And June is starting to kick the keyboard now, so I'll end my thoughts there.

Jeff and Lauren said...

Haha! I loved this post! I have actually never heard of this analogy either, but I liked your points. I totally agree. With a little "princess" in our house and one on the way, we really try to distinguish the difference between a spoiled brat and a "real princess." We tell Ava that real Princesses are modest, share, are always nice and polite, etc. You'll be a great mom for a girl! And by the way, I am not offended but you can make me cookies anyway if you want too :)

Joshua and Rachel said...

It is really interesting that you posted this. My visiting teachers just left and we talked a little bit about the way women are taught about the temple. I really enjoy reading your thoughts.

SSToone said...

I haven't heard the analogy used much in my time but no doubt it has been.

AMEN about the 18+ princesses comment. I actually LOATHE the word princess to be honest. It is supremely cringe worthy. I will not call McKelle that but she can wear the dresses and pretend. I just hate all that girls who call themselves 'princesses' represents - eye rolling and "gag me" come into play.

I'm a hater I suppose!

Totally with ya on this - not sure how someone could be offended though I only did a more thorough skimming.

Kelly & Nate said...

If I'm not offended can I still get a cookie?

Brooke Self said...

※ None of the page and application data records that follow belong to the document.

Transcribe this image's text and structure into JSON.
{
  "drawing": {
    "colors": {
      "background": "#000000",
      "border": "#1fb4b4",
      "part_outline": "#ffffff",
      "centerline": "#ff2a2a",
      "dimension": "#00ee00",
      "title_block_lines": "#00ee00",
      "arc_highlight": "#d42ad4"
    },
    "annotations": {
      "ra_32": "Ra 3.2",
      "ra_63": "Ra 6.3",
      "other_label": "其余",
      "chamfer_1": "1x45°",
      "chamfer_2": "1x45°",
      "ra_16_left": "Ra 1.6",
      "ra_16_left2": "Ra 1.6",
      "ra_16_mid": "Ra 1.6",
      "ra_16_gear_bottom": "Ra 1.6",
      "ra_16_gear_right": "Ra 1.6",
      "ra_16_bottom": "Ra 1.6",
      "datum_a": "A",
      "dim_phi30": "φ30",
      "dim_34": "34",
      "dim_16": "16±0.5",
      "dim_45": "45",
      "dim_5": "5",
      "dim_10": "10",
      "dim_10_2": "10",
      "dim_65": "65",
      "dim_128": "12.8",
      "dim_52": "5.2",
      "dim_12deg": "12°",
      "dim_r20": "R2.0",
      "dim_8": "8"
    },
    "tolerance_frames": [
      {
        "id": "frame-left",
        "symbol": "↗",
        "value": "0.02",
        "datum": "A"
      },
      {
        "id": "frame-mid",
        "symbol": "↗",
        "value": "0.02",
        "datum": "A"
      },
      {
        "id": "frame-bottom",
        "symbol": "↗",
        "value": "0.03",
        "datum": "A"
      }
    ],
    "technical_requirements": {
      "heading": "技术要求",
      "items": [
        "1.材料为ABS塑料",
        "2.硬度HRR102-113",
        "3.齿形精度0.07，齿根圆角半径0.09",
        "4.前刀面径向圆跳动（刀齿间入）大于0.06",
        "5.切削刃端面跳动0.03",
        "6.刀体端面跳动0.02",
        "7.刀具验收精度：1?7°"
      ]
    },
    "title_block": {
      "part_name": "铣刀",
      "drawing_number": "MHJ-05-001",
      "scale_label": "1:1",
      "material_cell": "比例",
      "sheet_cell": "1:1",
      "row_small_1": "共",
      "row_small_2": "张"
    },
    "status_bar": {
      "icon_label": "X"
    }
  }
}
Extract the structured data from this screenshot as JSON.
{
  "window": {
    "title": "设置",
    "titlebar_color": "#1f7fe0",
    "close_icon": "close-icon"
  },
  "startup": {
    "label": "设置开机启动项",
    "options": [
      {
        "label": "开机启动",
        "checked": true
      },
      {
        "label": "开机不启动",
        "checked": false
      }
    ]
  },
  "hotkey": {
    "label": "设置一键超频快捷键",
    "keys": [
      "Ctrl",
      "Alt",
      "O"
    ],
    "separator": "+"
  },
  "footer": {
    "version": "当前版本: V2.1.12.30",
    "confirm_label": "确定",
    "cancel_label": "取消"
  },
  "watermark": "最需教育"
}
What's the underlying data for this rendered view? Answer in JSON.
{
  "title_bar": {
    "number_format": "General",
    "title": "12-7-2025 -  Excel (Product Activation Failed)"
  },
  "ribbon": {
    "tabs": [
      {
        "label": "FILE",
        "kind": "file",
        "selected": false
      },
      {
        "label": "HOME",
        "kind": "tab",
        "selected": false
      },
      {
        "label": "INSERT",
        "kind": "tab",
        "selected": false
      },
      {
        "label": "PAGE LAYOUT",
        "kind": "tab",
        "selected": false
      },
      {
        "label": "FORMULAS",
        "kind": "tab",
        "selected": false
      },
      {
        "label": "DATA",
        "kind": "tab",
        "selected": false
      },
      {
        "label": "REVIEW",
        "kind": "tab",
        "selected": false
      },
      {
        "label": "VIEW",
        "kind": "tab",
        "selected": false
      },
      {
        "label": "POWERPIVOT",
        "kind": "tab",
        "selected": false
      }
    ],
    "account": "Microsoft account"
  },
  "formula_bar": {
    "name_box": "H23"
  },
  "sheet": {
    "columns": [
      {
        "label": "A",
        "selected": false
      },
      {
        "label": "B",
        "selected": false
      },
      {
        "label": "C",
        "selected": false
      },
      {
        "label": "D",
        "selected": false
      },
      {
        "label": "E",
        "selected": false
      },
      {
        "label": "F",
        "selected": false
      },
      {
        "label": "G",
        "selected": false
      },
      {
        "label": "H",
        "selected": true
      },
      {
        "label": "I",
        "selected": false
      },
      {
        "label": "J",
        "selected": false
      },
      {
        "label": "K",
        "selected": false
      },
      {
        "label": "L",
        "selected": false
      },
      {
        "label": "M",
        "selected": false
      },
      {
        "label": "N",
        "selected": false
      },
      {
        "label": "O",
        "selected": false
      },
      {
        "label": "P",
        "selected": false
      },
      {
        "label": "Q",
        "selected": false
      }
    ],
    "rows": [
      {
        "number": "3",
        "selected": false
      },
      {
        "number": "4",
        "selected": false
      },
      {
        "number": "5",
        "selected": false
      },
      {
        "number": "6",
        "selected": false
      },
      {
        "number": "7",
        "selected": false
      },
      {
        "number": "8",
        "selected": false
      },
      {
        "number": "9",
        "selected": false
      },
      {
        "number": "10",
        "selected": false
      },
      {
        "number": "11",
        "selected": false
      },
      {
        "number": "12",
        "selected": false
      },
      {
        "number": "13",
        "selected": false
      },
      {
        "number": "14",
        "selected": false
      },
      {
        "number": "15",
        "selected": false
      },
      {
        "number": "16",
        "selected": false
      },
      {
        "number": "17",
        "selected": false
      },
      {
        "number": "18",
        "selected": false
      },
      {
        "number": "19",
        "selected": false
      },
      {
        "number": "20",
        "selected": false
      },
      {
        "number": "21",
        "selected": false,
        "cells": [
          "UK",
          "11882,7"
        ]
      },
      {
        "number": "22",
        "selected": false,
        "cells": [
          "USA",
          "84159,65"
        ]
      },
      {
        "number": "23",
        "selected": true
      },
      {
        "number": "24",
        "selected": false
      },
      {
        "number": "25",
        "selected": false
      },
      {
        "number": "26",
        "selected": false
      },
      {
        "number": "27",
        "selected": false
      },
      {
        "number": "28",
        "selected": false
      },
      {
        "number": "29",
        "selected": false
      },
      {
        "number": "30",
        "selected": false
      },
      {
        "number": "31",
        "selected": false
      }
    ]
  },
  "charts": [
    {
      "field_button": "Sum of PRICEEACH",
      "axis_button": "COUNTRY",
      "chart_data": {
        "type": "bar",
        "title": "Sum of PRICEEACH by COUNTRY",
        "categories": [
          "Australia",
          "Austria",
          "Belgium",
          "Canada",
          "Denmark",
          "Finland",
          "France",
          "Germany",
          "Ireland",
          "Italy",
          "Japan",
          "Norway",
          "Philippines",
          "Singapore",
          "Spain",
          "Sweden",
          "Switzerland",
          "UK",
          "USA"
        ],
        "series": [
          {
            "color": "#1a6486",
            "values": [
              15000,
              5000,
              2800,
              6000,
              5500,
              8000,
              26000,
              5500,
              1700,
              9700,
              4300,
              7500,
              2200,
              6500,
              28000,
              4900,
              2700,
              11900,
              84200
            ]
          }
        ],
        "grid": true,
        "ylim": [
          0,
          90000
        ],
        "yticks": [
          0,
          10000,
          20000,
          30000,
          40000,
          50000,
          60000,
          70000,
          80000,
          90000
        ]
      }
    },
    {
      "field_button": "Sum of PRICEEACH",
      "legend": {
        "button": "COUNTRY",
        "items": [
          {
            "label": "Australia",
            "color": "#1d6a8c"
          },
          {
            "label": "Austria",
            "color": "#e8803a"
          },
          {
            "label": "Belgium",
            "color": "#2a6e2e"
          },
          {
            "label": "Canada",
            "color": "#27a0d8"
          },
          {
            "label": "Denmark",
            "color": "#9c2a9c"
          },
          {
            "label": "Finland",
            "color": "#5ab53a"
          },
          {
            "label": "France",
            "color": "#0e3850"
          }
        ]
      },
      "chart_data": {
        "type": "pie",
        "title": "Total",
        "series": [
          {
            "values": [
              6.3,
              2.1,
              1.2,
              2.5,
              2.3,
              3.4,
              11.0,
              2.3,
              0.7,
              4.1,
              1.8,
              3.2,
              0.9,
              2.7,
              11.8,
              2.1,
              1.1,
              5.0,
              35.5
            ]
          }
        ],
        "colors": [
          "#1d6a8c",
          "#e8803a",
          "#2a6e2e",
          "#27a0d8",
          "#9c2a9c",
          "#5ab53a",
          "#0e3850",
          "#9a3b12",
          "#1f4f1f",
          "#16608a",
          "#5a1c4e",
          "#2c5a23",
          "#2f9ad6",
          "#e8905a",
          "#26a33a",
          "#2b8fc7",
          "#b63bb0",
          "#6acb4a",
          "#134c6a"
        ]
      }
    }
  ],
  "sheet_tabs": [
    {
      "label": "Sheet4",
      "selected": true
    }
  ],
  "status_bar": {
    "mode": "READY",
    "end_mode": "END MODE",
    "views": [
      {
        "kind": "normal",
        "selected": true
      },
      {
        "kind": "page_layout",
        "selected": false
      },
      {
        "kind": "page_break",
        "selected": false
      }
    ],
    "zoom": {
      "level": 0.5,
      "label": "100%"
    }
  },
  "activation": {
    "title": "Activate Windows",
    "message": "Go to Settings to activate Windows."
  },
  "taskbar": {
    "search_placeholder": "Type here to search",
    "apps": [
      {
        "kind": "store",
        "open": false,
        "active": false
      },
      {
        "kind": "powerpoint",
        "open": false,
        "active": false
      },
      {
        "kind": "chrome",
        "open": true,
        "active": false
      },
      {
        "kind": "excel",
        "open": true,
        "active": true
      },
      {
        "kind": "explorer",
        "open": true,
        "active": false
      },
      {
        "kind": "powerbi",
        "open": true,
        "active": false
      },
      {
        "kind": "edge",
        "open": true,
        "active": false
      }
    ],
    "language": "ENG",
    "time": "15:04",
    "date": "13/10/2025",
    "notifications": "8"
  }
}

I like this post and I completely agree. Yes, it is nice and fun to pretend we are princesses.. but that could denote a whole strew of things or attributes/qualities. I think the analogy is used quite often. Most frequently at girls camp and such. I think it is empowering to think that you are truly royalty, and Daughter's of a King.. but like you said, understanding what that really means in a gospel sense is the necessary follow-up lesson.